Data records
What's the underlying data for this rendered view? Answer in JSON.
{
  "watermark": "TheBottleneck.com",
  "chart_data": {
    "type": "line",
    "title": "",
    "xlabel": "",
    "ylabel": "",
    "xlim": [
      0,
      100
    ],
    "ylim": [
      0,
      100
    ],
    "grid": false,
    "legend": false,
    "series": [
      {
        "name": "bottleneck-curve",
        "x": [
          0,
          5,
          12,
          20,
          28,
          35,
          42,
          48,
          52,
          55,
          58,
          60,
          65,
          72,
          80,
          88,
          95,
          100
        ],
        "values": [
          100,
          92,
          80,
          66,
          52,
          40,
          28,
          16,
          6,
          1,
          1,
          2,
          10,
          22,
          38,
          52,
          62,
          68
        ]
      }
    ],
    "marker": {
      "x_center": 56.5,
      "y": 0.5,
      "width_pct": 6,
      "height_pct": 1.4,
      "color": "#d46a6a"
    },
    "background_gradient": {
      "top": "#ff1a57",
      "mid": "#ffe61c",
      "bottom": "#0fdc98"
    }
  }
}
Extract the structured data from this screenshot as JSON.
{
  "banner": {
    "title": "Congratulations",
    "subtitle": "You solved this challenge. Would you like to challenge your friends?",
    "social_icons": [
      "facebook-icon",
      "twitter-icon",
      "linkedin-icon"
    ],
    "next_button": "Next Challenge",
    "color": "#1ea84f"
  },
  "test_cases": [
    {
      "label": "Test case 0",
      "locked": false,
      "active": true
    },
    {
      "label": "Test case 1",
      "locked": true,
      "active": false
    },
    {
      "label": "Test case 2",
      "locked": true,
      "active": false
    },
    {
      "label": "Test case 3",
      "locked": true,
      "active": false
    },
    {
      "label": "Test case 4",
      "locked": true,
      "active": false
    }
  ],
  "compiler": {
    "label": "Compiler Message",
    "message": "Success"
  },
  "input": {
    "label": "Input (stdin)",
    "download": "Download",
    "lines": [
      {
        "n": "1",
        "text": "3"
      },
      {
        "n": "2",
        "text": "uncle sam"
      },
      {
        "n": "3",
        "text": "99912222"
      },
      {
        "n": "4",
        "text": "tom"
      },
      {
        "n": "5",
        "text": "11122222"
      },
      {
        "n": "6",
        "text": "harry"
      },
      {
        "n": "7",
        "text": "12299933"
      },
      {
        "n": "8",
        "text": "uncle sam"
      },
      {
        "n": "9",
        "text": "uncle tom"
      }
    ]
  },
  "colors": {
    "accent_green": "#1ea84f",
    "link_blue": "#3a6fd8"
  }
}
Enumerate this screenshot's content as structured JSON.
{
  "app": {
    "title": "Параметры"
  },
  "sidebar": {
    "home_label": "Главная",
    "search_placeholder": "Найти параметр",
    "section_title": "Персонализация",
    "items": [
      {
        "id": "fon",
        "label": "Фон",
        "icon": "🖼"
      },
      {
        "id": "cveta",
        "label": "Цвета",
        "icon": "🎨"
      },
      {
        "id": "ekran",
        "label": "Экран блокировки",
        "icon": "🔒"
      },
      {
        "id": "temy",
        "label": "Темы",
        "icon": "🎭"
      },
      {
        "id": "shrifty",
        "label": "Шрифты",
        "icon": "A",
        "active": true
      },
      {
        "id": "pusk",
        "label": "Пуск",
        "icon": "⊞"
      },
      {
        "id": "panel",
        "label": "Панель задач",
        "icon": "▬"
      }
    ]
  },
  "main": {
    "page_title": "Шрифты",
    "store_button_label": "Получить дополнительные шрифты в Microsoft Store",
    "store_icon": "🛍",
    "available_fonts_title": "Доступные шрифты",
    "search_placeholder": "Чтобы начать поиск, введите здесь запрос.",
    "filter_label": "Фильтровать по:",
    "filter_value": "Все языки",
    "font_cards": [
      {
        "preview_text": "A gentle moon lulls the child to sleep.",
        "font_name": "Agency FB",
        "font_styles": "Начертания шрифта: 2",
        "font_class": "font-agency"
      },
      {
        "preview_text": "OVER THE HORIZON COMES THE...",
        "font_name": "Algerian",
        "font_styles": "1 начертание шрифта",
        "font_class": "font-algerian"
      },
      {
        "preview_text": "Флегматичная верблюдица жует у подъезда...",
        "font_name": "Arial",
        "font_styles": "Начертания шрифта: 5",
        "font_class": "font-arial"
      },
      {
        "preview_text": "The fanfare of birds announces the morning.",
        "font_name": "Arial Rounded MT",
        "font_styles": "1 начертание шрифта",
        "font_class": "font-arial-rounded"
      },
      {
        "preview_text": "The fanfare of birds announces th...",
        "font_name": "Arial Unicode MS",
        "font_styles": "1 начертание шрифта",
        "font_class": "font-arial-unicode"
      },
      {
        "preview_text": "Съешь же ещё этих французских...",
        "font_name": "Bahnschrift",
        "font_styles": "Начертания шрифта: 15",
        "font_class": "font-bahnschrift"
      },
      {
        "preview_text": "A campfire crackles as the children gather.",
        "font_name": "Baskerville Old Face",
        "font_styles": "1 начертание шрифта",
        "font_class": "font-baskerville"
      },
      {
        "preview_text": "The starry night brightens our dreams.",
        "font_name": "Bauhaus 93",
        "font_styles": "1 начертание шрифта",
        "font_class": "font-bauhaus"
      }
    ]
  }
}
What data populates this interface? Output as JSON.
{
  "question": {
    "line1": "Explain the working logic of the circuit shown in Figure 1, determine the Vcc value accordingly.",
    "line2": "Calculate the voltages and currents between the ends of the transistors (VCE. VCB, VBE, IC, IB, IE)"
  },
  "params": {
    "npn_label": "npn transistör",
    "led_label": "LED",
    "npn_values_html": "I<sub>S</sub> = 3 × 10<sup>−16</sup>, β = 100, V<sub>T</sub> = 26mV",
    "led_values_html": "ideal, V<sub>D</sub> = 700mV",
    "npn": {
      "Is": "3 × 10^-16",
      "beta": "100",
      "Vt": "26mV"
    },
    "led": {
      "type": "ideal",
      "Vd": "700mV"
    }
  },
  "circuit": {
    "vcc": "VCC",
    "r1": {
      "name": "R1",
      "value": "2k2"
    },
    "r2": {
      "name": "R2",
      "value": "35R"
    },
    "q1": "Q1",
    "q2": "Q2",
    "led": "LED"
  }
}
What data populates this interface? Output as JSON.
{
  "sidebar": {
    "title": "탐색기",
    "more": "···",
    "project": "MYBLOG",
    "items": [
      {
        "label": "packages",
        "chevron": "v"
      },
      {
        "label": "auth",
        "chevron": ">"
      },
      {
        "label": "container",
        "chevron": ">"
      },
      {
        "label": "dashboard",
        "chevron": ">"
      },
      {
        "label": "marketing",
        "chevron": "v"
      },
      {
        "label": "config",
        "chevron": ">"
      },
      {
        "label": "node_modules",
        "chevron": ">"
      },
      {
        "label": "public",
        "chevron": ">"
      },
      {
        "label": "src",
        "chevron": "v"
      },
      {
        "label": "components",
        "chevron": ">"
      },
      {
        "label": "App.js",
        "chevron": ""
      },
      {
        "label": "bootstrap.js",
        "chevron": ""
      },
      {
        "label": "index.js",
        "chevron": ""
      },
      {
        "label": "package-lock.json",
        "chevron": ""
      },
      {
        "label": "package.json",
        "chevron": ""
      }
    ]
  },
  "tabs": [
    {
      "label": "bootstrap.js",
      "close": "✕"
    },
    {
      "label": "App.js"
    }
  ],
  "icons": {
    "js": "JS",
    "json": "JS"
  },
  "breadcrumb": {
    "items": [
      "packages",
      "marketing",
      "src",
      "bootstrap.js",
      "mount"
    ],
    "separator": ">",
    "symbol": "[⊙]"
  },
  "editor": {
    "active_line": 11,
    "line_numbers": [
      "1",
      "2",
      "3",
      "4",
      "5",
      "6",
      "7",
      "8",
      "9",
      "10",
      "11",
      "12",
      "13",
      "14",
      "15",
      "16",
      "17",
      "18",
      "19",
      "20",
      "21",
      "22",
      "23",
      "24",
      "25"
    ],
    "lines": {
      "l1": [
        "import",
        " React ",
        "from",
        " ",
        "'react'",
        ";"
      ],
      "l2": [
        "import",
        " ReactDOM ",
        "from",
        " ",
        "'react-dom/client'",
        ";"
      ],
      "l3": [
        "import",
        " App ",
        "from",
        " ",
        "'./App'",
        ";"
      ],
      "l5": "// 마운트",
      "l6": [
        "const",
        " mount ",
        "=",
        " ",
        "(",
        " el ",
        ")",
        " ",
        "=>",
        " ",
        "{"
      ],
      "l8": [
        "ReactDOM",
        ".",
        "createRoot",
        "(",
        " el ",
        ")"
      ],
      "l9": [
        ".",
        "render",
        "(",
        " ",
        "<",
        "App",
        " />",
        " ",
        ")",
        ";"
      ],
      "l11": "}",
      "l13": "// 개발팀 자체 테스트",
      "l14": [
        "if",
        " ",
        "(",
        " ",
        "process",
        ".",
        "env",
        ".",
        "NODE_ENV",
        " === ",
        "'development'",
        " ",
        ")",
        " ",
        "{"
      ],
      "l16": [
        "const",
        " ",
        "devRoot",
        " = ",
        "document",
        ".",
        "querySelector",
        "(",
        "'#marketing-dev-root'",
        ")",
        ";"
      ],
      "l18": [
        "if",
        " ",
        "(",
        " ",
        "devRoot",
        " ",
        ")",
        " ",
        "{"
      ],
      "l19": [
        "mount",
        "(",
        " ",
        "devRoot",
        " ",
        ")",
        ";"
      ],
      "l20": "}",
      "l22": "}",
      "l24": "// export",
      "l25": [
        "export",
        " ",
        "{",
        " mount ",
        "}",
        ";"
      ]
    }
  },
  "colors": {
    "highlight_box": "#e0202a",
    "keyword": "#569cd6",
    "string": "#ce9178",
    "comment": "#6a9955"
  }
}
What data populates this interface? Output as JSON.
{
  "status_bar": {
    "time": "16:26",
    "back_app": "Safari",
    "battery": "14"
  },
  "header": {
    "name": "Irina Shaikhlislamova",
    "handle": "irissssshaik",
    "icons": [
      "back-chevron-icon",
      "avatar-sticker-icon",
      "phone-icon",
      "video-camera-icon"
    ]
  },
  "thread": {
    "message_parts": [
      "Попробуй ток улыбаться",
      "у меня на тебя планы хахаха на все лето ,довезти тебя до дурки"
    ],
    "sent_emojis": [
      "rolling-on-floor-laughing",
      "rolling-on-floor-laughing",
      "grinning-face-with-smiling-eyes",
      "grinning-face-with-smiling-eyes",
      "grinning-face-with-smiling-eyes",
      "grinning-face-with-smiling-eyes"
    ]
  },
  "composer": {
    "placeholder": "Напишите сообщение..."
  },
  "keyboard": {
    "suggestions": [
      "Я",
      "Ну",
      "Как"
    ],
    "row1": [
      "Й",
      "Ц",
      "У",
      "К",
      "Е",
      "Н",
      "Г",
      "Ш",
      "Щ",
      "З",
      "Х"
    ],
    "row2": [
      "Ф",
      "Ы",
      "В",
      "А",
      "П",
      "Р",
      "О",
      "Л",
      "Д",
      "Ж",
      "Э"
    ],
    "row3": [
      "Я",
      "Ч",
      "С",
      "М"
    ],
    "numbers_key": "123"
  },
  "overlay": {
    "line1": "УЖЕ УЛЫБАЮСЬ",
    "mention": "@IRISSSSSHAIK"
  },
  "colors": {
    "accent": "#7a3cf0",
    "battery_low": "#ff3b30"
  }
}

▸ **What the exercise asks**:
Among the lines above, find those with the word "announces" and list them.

▸ **Reply**:
        "preview_text": "The fanfare of birds announces the morning.",
        "preview_text": "The fanfare of birds announces th...",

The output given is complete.